[Cover source: Flickr]
I’m always looking for inspiration in unexpected places. I get bored with routine. While I’m not keen on being physically surprised (part of my Control Freak nature – I’m working on it), I like to be surprised intellectually. It’s all part of the creative process, unlocking something deep inside you didn’t think of or wouldn’t have ordinarily. Saying, “Wow, that’s pretty cool. Why didn’t I think of that?”
Part of what I enjoy about intellectual surprise is one of the reasons I’m working on becoming a writer. When you love it, or anything you do for that matter, things are revealed to you. You step outside of yourself and something otherworldly takes over you. For me, it’s spiritual. I liken out-of-body creative processes with being close to God. I believe in Him, naturally I’d veer in this direction. I’m aware it’s not the same for everyone, but you get what I mean.
Oft times I’ve heard famous creative types get asked the question: How did you come up with this concept? When J.K. Rowling wrote Harry Potter, it was something she was asked. A LOT. She could never give a straight answer other than to say the idea just popped in her head and the characters led her. After enough responses like this, the rumor mill labeled her everything from a drug addict (“She must have been high when she wrote it; no one sober thinks of this.”), to a witch. Like cauldrons and broomsticks and black cats and True Blood-witches (yay True Blood!). Why couldn’t she just have been, I don’t know, AWESOME.
During the days of LOST (and don’t think I don’t hear your eye-rolling and loud, LOUD sighing), I couldn’t get enough of the show.
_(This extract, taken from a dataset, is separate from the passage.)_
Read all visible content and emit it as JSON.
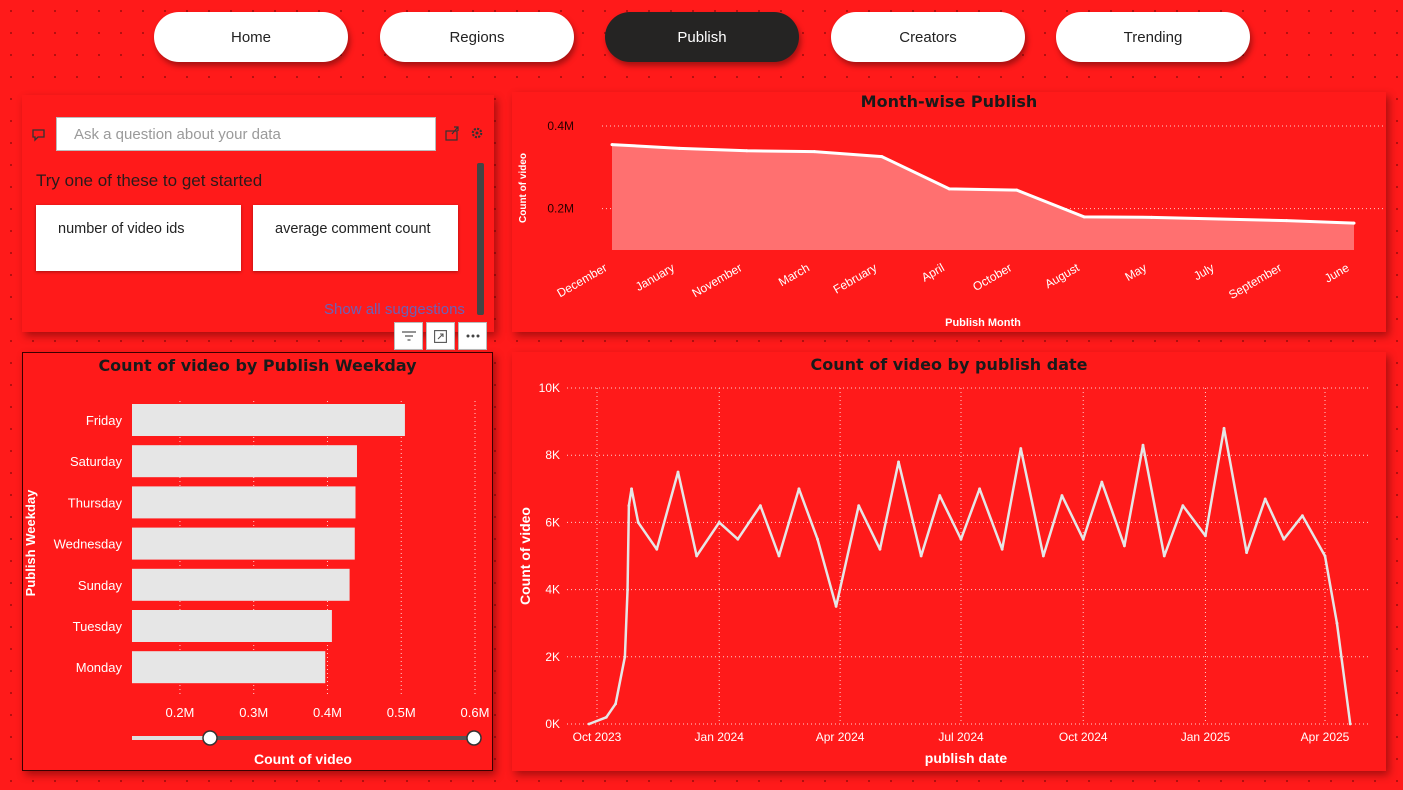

The mystery. Where was it going next. WHAT WAS THE SMOKE MONSTER! It was one of the few shows I allowed to take me along for a ride, and I was never angry. (Nope, not even with “That Ending”.) I was, say it with me class, intellectually surprised. When it was all said and done, I wept like Jimmy Swaggart. I had wanted to know the mystery, as did most of America, but I didn’t want it to end in some sick, torturous way. I didn’t want to let the characters go. I was inspired by their stories. Inspired by the storytelling. Inspired by the mystery, the twists, the turns.
Afterward, when I had time to digest it all, I wanted to find JJ Abrams, sit him down, and ask him: How did you come up with this concept? JJ Abrams had made many a thing before LOST, but nothing was as memorable to me, or really made me love him, and Damon Lindelof, and Carlton Cuse as creative talents. Of course, you either loved it or hated it. I loved it, and didn’t (and still don’t) apologize. It was innovative. There was nothing like it on television before or since. Especially for those who loathed the show, you have to give it at least that much. Was I expecting to get all that from a stupid TV show? No. It’s TV. UNEXPECTED.
The catalyst for this post (and what has now become one of my favorite online videos) is of – stop the presses – JJ Abrams at a TED speaking. Don’t worry. I didn’t know what a TED was either before I saw this (shout to Trey Ratcliffe). In it, he explains a term I’d heard a lot while LOST was on air, in interviews from both JJ Abrams and Damon Lindelof: Mystery Boxes. I love this because it takes inspiration and creativity and character and love for what you do, and puts it in a box.